GDP (Purchasing Power Parity) (Current international dollar)

Russia

Indicator: Gross domestic product based on purchasing-power-parity (PPP) valuation of country GDP [Values expressed in Current international dollar (Billions)]

Latest Data Values

DateValue% Change
2010 $2.34T 5.61%
2009 $2.22T 4.85%
2008 $2.12T -7.06%
2007 $2.28T 7.54%
2006 $2.12T 11.73%
2005 $1.89T 11.68%
2004 $1.70T 9.69%
2003 $1.55T 10.17%
2002 $1.40T 9.56%
2001 $1.28T 6.44%
2000 $1.20T 7.47%
1999 $1.12T 12.43%
1998 $996.49B 7.92%
1997 $923.39B -4.28%
1996 $964.63B 3.17%
1995 $934.99B -1.77%
1994 $951.85B -2.10%
1993 $972.29B -10.86%
1992 $1.09T -6.68%
1991 $1.17T 0.00%
1990 $0.00B 0.00%
1989 $0.00B 0.00%
1988 $0.00B 0.00%
1987 $0.00B 0.00%
1986 $0.00B 0.00%
1985 $0.00B 0.00%
1984 $0.00B 0.00%
1983 $0.00B 0.00%
1982 $0.00B 0.00%
1981 $0.00B 0.00%
1980 $0.00B 0.00%

Economic Indicator Details

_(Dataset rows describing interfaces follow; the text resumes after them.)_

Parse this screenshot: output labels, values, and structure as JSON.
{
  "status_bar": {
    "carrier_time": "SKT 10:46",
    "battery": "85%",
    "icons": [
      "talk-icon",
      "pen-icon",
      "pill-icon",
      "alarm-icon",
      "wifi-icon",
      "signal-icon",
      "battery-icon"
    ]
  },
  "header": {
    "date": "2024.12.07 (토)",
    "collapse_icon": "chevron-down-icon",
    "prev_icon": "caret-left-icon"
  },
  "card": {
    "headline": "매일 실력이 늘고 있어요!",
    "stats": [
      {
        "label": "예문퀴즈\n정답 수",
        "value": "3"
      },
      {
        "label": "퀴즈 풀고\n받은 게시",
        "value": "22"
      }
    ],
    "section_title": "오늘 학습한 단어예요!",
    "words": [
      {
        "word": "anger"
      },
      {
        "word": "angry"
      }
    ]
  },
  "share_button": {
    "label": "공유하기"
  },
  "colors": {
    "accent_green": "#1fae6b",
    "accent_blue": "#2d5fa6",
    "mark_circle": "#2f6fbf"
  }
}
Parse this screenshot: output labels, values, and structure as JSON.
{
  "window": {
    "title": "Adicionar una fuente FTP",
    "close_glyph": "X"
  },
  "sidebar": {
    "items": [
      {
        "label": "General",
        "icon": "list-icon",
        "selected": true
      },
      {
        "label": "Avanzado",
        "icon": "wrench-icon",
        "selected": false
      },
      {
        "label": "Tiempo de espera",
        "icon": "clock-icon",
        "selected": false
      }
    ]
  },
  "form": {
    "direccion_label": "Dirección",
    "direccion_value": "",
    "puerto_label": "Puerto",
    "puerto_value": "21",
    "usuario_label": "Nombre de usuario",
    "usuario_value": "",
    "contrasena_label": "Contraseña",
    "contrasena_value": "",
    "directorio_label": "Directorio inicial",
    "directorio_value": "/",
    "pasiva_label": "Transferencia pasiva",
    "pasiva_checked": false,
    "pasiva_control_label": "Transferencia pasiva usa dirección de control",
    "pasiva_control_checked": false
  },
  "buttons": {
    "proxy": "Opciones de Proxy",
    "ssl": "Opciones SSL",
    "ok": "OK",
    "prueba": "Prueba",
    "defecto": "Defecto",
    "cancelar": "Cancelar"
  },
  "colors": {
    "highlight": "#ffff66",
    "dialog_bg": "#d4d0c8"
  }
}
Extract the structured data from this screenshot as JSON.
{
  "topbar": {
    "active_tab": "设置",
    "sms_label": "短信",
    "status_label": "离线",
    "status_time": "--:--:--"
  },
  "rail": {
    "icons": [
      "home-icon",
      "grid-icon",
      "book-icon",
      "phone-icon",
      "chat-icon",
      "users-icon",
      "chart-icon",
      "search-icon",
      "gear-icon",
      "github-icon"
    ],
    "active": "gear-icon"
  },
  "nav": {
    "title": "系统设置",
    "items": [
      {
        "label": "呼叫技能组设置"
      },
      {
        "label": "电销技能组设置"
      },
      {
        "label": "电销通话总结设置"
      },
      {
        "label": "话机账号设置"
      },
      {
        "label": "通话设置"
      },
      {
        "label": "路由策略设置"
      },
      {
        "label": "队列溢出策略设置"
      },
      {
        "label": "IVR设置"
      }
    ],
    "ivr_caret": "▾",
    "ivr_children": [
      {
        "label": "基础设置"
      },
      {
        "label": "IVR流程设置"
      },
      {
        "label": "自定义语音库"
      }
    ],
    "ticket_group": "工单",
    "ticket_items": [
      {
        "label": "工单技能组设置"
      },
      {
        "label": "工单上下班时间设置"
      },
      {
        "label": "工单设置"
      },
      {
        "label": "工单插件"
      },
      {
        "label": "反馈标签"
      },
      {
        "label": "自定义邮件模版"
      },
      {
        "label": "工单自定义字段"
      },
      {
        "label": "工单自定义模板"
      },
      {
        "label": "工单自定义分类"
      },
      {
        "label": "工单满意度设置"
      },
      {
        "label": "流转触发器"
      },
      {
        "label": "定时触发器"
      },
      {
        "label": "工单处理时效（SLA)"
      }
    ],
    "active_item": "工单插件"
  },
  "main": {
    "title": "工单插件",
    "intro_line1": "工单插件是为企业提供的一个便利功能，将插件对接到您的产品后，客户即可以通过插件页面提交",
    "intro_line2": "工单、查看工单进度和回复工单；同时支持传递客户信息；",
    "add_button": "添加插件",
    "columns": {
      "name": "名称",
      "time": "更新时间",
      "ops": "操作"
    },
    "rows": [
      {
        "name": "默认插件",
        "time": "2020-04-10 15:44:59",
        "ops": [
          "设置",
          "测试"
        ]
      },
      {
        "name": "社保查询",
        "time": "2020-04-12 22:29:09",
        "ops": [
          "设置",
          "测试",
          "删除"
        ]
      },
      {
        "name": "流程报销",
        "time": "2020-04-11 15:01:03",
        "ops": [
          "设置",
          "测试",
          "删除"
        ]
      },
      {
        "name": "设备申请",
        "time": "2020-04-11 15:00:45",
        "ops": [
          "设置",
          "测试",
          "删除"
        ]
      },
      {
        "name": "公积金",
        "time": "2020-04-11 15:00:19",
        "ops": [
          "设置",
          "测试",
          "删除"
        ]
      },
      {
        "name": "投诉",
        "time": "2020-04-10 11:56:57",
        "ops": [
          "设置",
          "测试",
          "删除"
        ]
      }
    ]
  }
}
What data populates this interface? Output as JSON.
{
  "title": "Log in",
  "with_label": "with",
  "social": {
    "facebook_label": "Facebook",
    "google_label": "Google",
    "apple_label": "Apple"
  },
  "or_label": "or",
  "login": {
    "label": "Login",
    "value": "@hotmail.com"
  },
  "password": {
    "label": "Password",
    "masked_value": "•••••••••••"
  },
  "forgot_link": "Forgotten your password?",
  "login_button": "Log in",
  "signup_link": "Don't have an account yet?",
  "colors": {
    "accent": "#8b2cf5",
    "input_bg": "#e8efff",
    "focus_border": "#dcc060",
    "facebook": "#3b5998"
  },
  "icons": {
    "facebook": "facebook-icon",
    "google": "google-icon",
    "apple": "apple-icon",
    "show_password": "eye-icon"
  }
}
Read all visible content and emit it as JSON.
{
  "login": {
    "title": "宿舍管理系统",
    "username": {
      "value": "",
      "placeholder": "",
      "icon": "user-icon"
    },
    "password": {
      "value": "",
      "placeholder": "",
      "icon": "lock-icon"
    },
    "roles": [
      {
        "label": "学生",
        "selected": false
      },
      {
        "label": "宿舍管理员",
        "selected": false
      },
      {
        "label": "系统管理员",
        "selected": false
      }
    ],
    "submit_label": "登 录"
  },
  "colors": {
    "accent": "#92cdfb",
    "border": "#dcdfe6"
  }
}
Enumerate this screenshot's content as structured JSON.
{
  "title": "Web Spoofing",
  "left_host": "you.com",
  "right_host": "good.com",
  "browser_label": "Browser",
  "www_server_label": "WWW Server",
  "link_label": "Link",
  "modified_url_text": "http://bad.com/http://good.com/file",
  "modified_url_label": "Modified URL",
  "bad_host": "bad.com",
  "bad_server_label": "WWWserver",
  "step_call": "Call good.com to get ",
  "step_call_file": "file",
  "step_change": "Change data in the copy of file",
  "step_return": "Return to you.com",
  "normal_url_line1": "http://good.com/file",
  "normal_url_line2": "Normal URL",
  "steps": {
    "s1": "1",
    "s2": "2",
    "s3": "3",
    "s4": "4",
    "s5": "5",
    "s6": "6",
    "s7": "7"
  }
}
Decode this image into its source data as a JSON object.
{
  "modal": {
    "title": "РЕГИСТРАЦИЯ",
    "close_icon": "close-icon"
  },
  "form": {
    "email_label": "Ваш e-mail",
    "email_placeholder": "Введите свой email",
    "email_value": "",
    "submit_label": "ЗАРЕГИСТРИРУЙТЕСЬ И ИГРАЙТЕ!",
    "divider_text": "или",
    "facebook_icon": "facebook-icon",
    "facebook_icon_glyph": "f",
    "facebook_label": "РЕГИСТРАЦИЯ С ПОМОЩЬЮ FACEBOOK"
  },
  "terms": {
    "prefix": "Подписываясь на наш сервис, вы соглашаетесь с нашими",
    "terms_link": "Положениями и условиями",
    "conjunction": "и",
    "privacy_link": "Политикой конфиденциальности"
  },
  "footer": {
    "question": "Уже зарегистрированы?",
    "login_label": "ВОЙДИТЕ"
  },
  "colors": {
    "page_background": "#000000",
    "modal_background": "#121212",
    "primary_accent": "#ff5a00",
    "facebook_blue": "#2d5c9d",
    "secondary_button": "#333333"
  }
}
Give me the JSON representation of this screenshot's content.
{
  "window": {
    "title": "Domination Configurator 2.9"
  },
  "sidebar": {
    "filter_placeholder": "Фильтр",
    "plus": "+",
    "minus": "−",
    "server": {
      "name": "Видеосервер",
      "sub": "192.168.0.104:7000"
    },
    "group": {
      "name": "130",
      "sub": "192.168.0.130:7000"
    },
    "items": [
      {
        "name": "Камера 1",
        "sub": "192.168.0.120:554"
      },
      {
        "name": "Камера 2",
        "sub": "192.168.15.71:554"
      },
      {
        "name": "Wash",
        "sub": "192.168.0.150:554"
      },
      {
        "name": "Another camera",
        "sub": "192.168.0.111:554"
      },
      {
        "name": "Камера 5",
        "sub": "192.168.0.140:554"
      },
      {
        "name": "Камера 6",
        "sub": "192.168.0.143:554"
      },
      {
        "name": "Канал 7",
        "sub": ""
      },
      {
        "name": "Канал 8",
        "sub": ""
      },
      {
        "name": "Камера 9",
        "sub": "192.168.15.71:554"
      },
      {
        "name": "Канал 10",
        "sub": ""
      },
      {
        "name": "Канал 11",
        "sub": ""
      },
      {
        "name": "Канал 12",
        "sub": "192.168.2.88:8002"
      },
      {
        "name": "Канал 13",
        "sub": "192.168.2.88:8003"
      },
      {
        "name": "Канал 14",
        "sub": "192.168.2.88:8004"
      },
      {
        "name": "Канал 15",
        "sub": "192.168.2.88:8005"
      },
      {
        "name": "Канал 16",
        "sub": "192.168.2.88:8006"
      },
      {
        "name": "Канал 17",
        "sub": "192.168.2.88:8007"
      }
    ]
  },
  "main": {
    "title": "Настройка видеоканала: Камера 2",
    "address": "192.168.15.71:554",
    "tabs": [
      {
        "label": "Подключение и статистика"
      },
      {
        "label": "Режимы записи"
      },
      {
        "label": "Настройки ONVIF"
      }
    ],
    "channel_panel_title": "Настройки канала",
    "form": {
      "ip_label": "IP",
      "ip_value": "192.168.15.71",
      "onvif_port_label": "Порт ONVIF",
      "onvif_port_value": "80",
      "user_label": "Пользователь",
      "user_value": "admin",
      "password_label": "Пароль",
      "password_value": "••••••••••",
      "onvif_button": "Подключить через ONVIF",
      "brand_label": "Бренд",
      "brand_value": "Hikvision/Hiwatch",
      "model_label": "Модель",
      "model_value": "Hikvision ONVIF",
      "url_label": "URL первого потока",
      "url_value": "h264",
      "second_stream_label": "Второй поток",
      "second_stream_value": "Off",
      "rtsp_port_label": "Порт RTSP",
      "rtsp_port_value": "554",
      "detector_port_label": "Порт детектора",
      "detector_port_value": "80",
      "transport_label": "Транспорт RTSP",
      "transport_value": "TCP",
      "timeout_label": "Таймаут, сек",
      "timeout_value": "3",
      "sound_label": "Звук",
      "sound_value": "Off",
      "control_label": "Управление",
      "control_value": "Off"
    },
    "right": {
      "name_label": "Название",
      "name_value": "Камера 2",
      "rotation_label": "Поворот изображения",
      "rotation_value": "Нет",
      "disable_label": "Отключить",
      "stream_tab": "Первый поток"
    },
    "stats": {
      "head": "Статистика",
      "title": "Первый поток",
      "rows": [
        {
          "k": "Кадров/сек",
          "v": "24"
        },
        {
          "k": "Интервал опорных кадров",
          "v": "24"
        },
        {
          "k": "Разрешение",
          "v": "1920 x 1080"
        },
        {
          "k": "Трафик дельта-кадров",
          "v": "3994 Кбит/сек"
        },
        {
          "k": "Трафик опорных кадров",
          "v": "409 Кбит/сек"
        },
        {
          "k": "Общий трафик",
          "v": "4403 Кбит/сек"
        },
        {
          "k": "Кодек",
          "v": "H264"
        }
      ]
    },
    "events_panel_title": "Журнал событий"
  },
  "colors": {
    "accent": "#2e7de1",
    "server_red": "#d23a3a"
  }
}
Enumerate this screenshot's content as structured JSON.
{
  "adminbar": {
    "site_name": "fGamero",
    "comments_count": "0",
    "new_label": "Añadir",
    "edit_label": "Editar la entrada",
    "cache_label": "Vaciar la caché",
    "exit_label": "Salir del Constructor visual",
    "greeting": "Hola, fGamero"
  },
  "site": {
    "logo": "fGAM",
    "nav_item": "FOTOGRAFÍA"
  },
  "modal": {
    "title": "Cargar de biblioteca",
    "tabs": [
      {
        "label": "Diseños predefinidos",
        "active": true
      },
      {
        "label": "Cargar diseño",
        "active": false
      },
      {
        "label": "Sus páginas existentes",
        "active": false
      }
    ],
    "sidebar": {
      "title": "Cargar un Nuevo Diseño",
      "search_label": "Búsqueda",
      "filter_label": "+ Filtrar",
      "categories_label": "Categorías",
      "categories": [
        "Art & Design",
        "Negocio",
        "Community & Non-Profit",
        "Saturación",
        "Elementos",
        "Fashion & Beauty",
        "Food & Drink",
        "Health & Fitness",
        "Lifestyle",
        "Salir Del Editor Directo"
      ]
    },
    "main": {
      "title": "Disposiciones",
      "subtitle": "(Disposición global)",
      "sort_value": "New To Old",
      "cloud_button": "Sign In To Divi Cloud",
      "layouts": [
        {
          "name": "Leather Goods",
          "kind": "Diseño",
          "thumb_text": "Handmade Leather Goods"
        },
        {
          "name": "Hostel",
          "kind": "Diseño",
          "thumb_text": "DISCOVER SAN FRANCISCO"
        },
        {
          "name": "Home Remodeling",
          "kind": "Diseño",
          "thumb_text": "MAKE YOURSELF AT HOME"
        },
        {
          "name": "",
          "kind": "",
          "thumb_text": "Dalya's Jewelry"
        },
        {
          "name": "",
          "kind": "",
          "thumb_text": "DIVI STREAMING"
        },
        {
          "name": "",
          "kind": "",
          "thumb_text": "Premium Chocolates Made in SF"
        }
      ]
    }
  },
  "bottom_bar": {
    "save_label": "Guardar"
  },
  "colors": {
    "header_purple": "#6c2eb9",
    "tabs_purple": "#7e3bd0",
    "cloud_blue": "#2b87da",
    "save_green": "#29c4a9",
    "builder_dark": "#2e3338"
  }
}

Units:Current international dollar
Scale:Billions
Notes:This entry gives the gross domestic product (GDP) or value of all final goods and services produced within a nation in a given year. A nation's GDP at purchasing power parity (PPP) exchange rates is the sum value of all goods and services produced in the country valued at prices prevailing in the United States. This is the measure most economists prefer when looking at per-capita welfare and when comparing living conditions or use of resources across countries. The measure is difficult to compute, as a US dollar value has to be assigned to all goods and services in the country regardless of whether these goods and services have a direct equivalent in the United States (for example, the value of an ox-cart or non-US military equipment); as a result, PPP estimates for some countries are based on a small and sometimes different set of goods and services. In addition, many countries do not formally participate in the World Bank's PPP project that calculates these measures, so the resulting GDP estimates for these countries may lack precision. For many developing countries, PPP-based GDP measures are multiples of the official exchange rate (OER) measure. The differences between the OER- and PPP-denominated GDP values for most of the wealthy industrialized countries are generally much smaller.